Kroha is flanked by two girl guitarists (unnamed on the website and the CD) who not only rip on their instruments but also sing backing vocals reminiscent of early-1960s girl bands. Both are enthusiastic about the electric potential of the guitar, emphasizing heavy, buzzing lines. The sound is often so muddy it easily covers up deficiencies in skill, but that's just a time-honored rock tradition as is the head-bopping, hair-in-the-face, manic rhythms that leave you breathless.
Perhaps it was the late hour, thin crowd, or recent lineup change (the formerly all-girl band had replaced its
bassist and drummer with two guys in gold lamé), but the Sirens didn't seem entirely comfortable in their wild and sexy getups. Pretty, healthy, and not young, they looked more like your neighbor or somebody's mother under all the theatrics. And they often appeared bored and annoyed. That's okay for a nihilistic metal band. But as glam rockers with plenty of cleavage, they should know the audience expects them to play it up.
Fortunately, they play it up just fine on their CD. Hot and grinding, energetic and studio polished, it's a surprisingly entertaining record. The bass and drums are heavy in the mix, and most of the songs will get your pulse racing. By the time the Sirens get to the final track Ike Turner's "I'm Blue" they drag it along, as if they're exhausted from all that came before. I was too.

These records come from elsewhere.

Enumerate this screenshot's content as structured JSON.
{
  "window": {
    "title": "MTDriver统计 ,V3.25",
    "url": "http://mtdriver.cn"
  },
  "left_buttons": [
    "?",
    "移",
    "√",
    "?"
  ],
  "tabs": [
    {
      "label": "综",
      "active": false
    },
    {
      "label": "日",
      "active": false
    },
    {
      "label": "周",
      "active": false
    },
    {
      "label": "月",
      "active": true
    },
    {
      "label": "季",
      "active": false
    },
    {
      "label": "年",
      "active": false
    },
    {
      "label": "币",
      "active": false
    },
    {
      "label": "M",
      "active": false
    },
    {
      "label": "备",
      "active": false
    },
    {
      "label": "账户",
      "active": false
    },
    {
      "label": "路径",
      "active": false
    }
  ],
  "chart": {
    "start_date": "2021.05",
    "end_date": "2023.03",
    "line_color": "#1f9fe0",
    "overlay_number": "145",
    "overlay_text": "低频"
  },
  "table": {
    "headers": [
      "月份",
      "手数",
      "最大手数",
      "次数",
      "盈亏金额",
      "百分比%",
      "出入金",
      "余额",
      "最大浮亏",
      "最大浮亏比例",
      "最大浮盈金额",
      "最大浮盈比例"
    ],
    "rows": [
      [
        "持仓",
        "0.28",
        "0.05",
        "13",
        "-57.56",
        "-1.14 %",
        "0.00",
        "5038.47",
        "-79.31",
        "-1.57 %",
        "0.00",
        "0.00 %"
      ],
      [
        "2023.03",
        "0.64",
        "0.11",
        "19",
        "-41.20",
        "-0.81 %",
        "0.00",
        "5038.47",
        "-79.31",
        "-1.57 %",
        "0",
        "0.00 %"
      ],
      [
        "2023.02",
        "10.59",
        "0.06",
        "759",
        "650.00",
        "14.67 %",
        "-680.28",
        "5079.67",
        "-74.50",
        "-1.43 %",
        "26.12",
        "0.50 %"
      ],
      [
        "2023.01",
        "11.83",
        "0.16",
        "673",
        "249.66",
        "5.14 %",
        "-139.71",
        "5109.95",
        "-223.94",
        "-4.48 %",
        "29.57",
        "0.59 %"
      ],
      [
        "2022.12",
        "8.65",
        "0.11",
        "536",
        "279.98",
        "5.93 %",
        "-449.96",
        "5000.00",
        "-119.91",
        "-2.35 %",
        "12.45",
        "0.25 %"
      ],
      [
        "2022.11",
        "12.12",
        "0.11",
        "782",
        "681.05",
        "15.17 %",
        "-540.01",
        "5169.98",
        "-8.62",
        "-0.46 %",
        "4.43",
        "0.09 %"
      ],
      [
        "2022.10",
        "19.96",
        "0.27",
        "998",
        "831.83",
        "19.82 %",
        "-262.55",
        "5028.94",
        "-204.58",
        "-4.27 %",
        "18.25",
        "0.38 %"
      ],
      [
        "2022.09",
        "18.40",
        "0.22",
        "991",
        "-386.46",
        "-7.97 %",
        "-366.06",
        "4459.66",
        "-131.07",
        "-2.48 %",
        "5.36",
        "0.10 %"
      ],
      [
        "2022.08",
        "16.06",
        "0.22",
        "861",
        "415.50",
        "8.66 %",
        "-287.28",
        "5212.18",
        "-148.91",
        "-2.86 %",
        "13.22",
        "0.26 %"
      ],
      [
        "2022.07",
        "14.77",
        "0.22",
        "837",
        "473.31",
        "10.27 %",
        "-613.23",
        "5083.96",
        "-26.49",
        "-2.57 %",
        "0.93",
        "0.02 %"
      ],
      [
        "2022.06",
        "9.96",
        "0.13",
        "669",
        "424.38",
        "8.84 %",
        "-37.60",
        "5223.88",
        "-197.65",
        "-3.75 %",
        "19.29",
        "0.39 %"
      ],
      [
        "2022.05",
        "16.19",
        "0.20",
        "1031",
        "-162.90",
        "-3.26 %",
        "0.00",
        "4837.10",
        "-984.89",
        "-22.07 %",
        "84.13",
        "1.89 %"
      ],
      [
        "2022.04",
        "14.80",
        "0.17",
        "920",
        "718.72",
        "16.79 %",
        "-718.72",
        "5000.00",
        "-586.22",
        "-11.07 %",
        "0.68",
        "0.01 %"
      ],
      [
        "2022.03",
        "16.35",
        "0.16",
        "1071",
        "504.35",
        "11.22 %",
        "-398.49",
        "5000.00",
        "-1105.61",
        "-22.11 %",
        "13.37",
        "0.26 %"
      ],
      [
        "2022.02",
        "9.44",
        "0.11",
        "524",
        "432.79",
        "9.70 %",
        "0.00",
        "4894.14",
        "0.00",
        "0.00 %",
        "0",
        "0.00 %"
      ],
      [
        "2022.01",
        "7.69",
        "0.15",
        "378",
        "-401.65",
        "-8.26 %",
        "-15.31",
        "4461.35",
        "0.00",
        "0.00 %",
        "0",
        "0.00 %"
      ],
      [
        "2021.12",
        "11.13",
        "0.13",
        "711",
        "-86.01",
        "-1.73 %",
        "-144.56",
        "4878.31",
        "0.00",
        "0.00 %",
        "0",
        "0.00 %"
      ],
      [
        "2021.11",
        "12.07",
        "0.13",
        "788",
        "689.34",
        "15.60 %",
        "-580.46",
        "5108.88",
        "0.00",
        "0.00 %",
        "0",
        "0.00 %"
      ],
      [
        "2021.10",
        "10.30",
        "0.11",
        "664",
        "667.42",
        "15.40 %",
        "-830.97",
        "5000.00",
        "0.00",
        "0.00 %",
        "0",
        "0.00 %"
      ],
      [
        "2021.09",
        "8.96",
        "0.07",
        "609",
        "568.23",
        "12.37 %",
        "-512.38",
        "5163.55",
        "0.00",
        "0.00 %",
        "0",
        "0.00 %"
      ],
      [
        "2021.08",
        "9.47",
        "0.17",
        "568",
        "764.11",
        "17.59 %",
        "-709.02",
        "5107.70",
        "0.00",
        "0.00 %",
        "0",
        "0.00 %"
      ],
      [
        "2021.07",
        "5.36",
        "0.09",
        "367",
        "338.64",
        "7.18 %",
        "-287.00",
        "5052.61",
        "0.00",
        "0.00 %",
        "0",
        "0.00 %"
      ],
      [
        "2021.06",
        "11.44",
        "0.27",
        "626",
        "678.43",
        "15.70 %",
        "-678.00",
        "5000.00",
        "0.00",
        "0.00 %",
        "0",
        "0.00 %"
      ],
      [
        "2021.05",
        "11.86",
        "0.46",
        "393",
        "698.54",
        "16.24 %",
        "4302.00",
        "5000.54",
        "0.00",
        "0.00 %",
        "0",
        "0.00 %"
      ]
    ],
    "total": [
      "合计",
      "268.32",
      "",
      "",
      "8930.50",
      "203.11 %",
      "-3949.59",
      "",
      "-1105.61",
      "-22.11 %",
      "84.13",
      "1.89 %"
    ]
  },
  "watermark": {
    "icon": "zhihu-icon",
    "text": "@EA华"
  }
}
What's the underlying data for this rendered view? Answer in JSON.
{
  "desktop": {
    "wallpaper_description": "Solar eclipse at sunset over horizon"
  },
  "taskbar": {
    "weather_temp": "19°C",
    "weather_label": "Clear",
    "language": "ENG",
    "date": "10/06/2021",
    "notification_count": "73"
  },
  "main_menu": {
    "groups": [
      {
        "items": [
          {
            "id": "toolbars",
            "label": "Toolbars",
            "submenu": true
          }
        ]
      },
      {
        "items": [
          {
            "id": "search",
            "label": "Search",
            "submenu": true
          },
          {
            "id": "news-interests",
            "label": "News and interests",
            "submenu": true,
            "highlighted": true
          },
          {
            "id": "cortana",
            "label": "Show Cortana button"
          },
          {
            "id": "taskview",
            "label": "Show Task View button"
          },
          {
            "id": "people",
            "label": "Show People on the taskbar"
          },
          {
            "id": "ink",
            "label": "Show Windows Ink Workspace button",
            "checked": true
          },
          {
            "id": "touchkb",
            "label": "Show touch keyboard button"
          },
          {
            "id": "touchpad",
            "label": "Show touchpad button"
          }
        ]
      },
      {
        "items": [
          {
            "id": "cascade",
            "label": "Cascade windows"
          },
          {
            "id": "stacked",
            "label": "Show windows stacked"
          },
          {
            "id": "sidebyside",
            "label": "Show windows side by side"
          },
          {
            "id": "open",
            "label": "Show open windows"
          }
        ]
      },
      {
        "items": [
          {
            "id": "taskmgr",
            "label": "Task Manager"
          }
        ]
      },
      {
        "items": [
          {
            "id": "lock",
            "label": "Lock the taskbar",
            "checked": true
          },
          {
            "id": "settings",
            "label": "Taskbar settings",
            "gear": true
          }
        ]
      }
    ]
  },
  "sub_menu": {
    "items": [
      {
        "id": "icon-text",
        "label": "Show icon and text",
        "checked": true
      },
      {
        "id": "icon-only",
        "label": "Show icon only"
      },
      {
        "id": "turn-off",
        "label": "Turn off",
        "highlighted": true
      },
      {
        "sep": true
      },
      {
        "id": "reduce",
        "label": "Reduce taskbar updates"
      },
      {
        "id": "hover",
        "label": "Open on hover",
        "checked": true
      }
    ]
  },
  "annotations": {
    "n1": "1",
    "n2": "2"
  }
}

The Sirens return to the Elbow Room on Saturday, May 6, in a warm-up to a spring tour of Serbia.
[Review published May 2006]